## Data provided
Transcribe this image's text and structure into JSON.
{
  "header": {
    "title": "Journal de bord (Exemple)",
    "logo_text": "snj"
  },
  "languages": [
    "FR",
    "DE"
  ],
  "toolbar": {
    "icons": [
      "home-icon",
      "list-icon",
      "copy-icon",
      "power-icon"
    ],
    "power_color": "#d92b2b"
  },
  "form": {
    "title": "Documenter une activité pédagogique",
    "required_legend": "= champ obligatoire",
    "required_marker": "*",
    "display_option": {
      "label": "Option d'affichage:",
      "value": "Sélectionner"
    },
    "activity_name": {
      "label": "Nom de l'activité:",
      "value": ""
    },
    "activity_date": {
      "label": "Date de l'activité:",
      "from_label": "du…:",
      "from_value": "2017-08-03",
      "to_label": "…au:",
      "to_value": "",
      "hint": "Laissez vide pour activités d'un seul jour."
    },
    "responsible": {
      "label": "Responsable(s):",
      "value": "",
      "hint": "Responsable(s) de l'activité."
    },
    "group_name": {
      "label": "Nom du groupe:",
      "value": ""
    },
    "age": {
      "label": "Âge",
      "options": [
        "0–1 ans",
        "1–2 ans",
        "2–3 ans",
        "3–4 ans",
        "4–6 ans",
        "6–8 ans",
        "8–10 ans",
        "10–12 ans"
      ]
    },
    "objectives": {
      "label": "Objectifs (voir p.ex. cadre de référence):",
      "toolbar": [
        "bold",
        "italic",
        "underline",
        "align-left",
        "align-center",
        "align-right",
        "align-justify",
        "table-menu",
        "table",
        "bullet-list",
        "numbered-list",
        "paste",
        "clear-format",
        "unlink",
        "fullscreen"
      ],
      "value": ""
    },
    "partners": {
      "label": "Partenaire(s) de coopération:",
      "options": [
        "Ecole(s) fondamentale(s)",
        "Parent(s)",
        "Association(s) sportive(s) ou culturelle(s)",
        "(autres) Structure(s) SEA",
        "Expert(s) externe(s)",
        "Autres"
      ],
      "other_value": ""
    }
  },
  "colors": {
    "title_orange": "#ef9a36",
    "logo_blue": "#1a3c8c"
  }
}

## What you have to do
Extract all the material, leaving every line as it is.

## Expected answer
Transcribe this image's text and structure into JSON.
{
  "header": {
    "title": "Journal de bord (Exemple)",
    "logo_text": "snj"
  },
  "languages": [
    "FR",
    "DE"
  ],
  "toolbar": {
    "icons": [
      "home-icon",
      "list-icon",
      "copy-icon",
      "power-icon"
    ],
    "power_color": "#d92b2b"
  },
  "form": {
    "title": "Documenter une activité pédagogique",
    "required_legend": "= champ obligatoire",
    "required_marker": "*",
    "display_option": {
      "label": "Option d'affichage:",
      "value": "Sélectionner"
    },
    "activity_name": {
      "label": "Nom de l'activité:",
      "value": ""
    },
    "activity_date": {
      "label": "Date de l'activité:",
      "from_label": "du…:",
      "from_value": "2017-08-03",
      "to_label": "…au:",
      "to_value": "",
      "hint": "Laissez vide pour activités d'un seul jour."
    },
    "responsible": {
      "label": "Responsable(s):",
      "value": "",
      "hint": "Responsable(s) de l'activité."
    },
    "group_name": {
      "label": "Nom du groupe:",
      "value": ""
    },
    "age": {
      "label": "Âge",
      "options": [
        "0–1 ans",
        "1–2 ans",
        "2–3 ans",
        "3–4 ans",
        "4–6 ans",
        "6–8 ans",
        "8–10 ans",
        "10–12 ans"
      ]
    },
    "objectives": {
      "label": "Objectifs (voir p.ex. cadre de référence):",
      "toolbar": [
        "bold",
        "italic",
        "underline",
        "align-left",
        "align-center",
        "align-right",
        "align-justify",
        "table-menu",
        "table",
        "bullet-list",
        "numbered-list",
        "paste",
        "clear-format",
        "unlink",
        "fullscreen"
      ],
      "value": ""
    },
    "partners": {
      "label": "Partenaire(s) de coopération:",
      "options": [
        "Ecole(s) fondamentale(s)",
        "Parent(s)",
        "Association(s) sportive(s) ou culturelle(s)",
        "(autres) Structure(s) SEA",
        "Expert(s) externe(s)",
        "Autres"
      ],
      "other_value": ""
    }
  },
  "colors": {
    "title_orange": "#ef9a36",
    "logo_blue": "#1a3c8c"
  }
}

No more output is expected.